BRIEF ->
The expected copy holds every entry exactly and none of the pictures.

MATERIAL FOR THIS EXERCISE ->
★ ★ ★
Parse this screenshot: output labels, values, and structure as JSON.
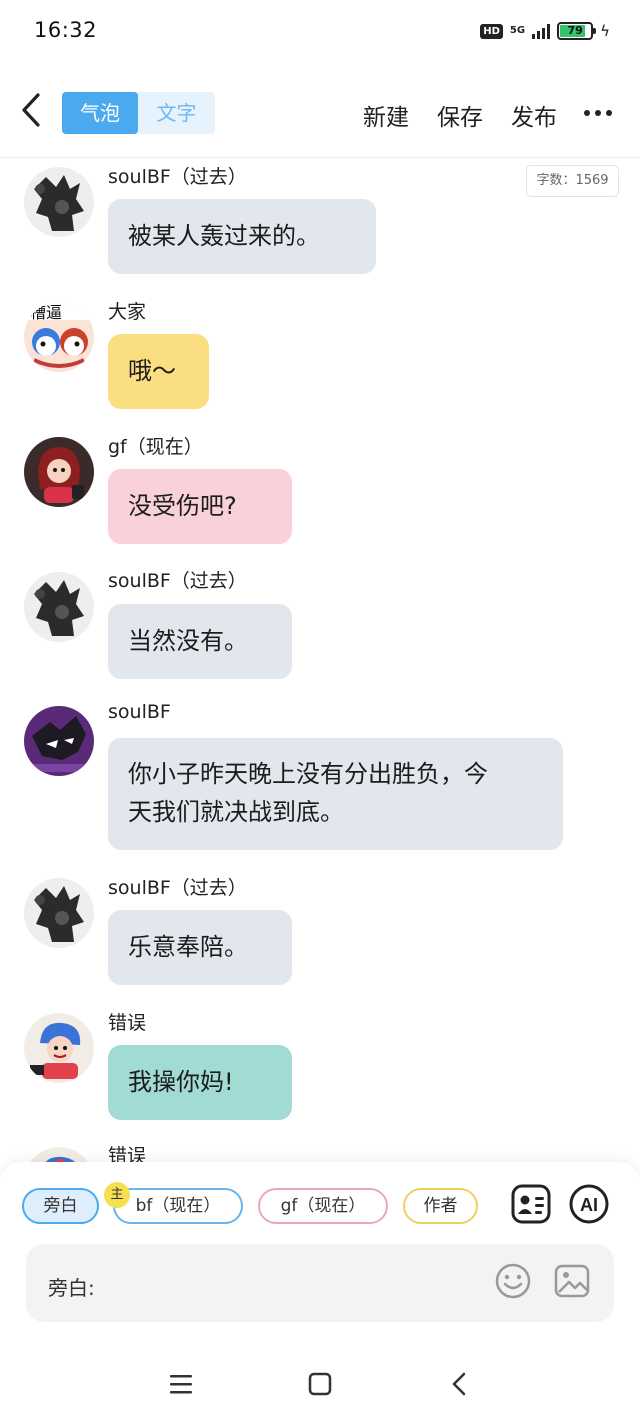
{
  "status_bar": {
    "time": "16:32",
    "hd_label": "HD",
    "network": "5G",
    "battery": "79"
  },
  "header": {
    "seg_bubble": "气泡",
    "seg_text": "文字",
    "new_label": "新建",
    "save_label": "保存",
    "publish_label": "发布"
  },
  "word_count": "字数：1569",
  "messages": [
    {
      "name": "soulBF（过去）",
      "text": "被某人轰过来的。",
      "bubble": "gray"
    },
    {
      "name": "大家",
      "text": "哦～",
      "bubble": "yellow"
    },
    {
      "name": "gf（现在）",
      "text": "没受伤吧?",
      "bubble": "pink"
    },
    {
      "name": "soulBF（过去）",
      "text": "当然没有。",
      "bubble": "gray"
    },
    {
      "name": "soulBF",
      "text_line1": "你小子昨天晚上没有分出胜负，今",
      "text_line2": "天我们就决战到底。",
      "bubble": "gray"
    },
    {
      "name": "soulBF（过去）",
      "text": "乐意奉陪。",
      "bubble": "gray"
    },
    {
      "name": "错误",
      "text": "我操你妈!",
      "bubble": "teal"
    },
    {
      "name": "错误"
    }
  ],
  "roles": {
    "narration": "旁白",
    "main_badge": "主",
    "bf_now": "bf（现在）",
    "gf_now": "gf（现在）",
    "author": "作者",
    "ai_label": "AI"
  },
  "input": {
    "placeholder": "旁白:"
  },
  "colors": {
    "accent": "#4ba9ef",
    "bubble_gray": "#e2e7ee",
    "bubble_yellow": "#fbdd82",
    "bubble_pink": "#f8d1da",
    "bubble_teal": "#a2dbd4"
  }
}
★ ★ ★
RESULT OF THIS EXERCISE ->
Parse this screenshot: output labels, values, and structure as JSON.
{
  "status_bar": {
    "time": "16:32",
    "hd_label": "HD",
    "network": "5G",
    "battery": "79"
  },
  "header": {
    "seg_bubble": "气泡",
    "seg_text": "文字",
    "new_label": "新建",
    "save_label": "保存",
    "publish_label": "发布"
  },
  "word_count": "字数：1569",
  "messages": [
    {
      "name": "soulBF（过去）",
      "text": "被某人轰过来的。",
      "bubble": "gray"
    },
    {
      "name": "大家",
      "text": "哦～",
      "bubble": "yellow"
    },
    {
      "name": "gf（现在）",
      "text": "没受伤吧?",
      "bubble": "pink"
    },
    {
      "name": "soulBF（过去）",
      "text": "当然没有。",
      "bubble": "gray"
    },
    {
      "name": "soulBF",
      "text_line1": "你小子昨天晚上没有分出胜负，今",
      "text_line2": "天我们就决战到底。",
      "bubble": "gray"
    },
    {
      "name": "soulBF（过去）",
      "text": "乐意奉陪。",
      "bubble": "gray"
    },
    {
      "name": "错误",
      "text": "我操你妈!",
      "bubble": "teal"
    },
    {
      "name": "错误"
    }
  ],
  "roles": {
    "narration": "旁白",
    "main_badge": "主",
    "bf_now": "bf（现在）",
    "gf_now": "gf（现在）",
    "author": "作者",
    "ai_label": "AI"
  },
  "input": {
    "placeholder": "旁白:"
  },
  "colors": {
    "accent": "#4ba9ef",
    "bubble_gray": "#e2e7ee",
    "bubble_yellow": "#fbdd82",
    "bubble_pink": "#f8d1da",
    "bubble_teal": "#a2dbd4"
  }
}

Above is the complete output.